(various other colours can also be matched providing sample colours are provided)

The Anodising Process.

The principle of anodising developed out of aluminium's ability to form this oxide layer which can be electrochemically produced under controlled conditions to provide thick protective coatings. In essence the process consists of passing an electric current through an acid solution in which the immersed aluminium component acts as the anode, and aluminium or lead typically provides the cathode.

During the process electrolysis breaks down the water into oxygen and hydrogen. The oxygen combines with the aluminium to produce aluminium oxide and the hydrogen is liberated.

The aluminium component is loaded onto an appropriate jig or racking system.
The jig allows the electric current to pass from the rectifier power source to the work pieces. The jig also enables the components to be physically handled throughout the process.

Effective jigging is an essential pre- requisite of successful anodising
The component is pretreated
The appearance of the aluminium surface will depend markedly on the alloy type being used.

Once loaded on to a jig and pretreated, the aluminium component is immersed in the dilute acid solution and subjected to the passage of an electrical current. The type of acid used, the electrical conditions, the alloy type, and the processing time will all affect the properties and thickness of the anodic oxide coating, and coating thicknesses can be produced that range from a few micrometers to around 75 micrometers (0.0003").

The table below indicates the range of coating thicknesses typically called for :

The thickness of the oxide coating will have a direct effect on dimensions and tolerances on a coating thickness of AA10 (10 microns. i.e. 0.010 mm, 0.0004"), we can represent the formation of the coating thus:

The anodic coating can be chemically stripped from the aluminium but please note, the specification and quality of alloy used affects the cosmetic appearance of the stripped component.

Under high magnification the anodic oxide coating resembles a sponge with a very fine columnar structure. This columnar structure enables the anodic oxide coating to absorb dyes and pigments into its pores. The aluminium component can therefore be dyed during the process, giving an extremely attractive cosmetic finish.

Benefits of Anodising!

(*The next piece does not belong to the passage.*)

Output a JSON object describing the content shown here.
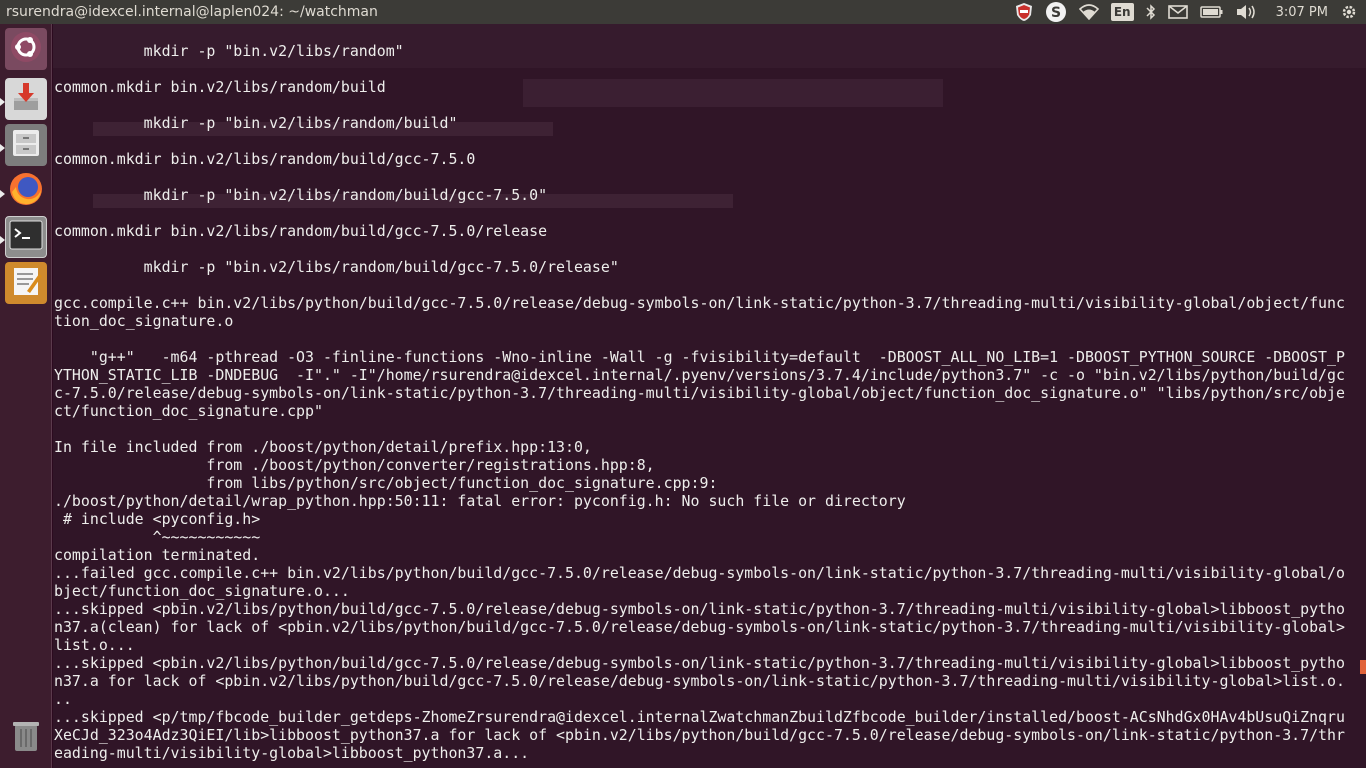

The anodic coating is much harder than the underlying aluminium providing protection against handling and abrasion. The resistance to wear depends upon the hardness and thickness of the coating.
Anodising protects aluminium against many forms of corrosion. In industrial and marine atmospheres it is essential that the coating should be of adequate thickness and correctly sealed. As a general rule a film thickness of 25 microns is recommended for normal exterior applications.
Anodic coatings have a dielectric constant of 8 to 10 and a voltage breakdown of about 50 volts per micrometre of film thickness in a dry atmosphere.
Very thin anodic coatings of the order of 1 - 2 micrometers have excellent reflectivity for infrared radiation. Thicker anodic films of 5 micrometers and over are good heat emitters or absorbers having emissivity exceeding 70%. The thermal conductivity of the anodic coating is about 1/10th that of aluminium metal but it has been found that anodic coatings of 5 microns and thicker produce an excellent heat dissipating surface where the maximum rate of radiant heat transfer is required. A black anodised finish is therefore excellent for heat sinks.
A wide range of anodic coatings having different light reflecting properties can be produced by choosing metal in the correct purity and applying the appropriate pretreatment.